From the outside, Captain Metias definitely cuts an intimidating figure—he's handsome, serious, and very successful in the military. But that certainly doesn't mean that Metias is cold or unfeeling. When he's talking to his little sister, June, he reveals a side of himself that's extremely noble and thoughtful. He doesn't just blindly follow the Republic or think that poor people are disgusting—in fact, he chides June for saying bad things about poor people and experiences excruciating guilt when he's ordered to kill a little girl for escaping from her Trial.
This was what bothered him. I kept quiet and let him go on.
Metias ran a hand through his hair. "I shot a girl. She'd failed her Trial and tried to escape the stadium. Chian screamed at me to shoot her… and I listened." (2.10.95-96)
And it's this nobility that gets Metias killed. Instead of keeping his mouth shut and following orders (like a certain best friend of his), Metias decides that he cannot morally stand by and let the government continue to administer the plague to its citizens. He has to get out of the military right away. And that's why he ends up dead:
Straight through his intelligent, stupid, stubborn, overprotective heart. (1.4.84)
That would be a knife we're talking about here, folks. Metias gets a knife through his heart because he can't just swallow down his feelings of guilt over being a cog in the Republic's sinister machinery. At least he dies with a clear conscience.
Whereas the Republic definitely has a bad Big Brother complex, Metias happens to be the best big brother ever. He takes care of June as both a brother and as a surrogate parent—since both their parents are dead—and he's always there for her and puts her first, even when it gets in the way of his professional responsibilities. When June gets sick, Metias even skips his own induction ceremony in order to take care of her:
Metias ignored me and placed another cool towel on my head. "I'll be inducted either way," he said. He fed me a purple slice of orange.

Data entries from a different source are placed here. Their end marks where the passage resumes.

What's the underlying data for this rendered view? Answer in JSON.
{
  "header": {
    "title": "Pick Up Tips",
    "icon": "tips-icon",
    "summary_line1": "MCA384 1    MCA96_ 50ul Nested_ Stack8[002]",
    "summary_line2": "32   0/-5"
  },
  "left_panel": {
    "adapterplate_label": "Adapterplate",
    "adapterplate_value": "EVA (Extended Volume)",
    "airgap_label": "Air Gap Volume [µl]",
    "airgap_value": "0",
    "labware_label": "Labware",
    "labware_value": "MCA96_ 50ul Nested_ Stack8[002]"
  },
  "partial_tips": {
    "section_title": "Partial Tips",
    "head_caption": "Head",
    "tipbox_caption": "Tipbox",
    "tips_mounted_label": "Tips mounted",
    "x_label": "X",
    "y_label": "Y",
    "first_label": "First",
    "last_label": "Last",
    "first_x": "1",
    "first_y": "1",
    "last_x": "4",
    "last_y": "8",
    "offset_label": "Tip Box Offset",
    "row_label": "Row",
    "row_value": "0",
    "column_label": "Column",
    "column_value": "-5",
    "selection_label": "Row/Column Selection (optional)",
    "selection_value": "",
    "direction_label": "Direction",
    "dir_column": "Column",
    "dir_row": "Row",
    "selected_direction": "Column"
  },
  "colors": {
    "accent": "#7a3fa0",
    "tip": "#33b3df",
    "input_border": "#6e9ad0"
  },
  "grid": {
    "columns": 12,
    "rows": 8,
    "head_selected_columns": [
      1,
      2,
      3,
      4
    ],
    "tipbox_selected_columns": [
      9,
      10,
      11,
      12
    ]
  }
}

I remember watching him peel that orange for me; he cut one long, efficient line in the fruit's peel, then removed it all in one piece. (1.4.4)
It is through Metias's kind and loving example that June learns that even if they are serving the Republic, doing so isn't everything. There are things that are more important in life, like taking care of the people you love. That serving the Republic isn't everything only becomes clearer to June after she finds the secret notes Metias has left her, cluing his little sis in on the evil machinations of the government. Even after he dies, Metias cares for and guides his sister. Impressive, right?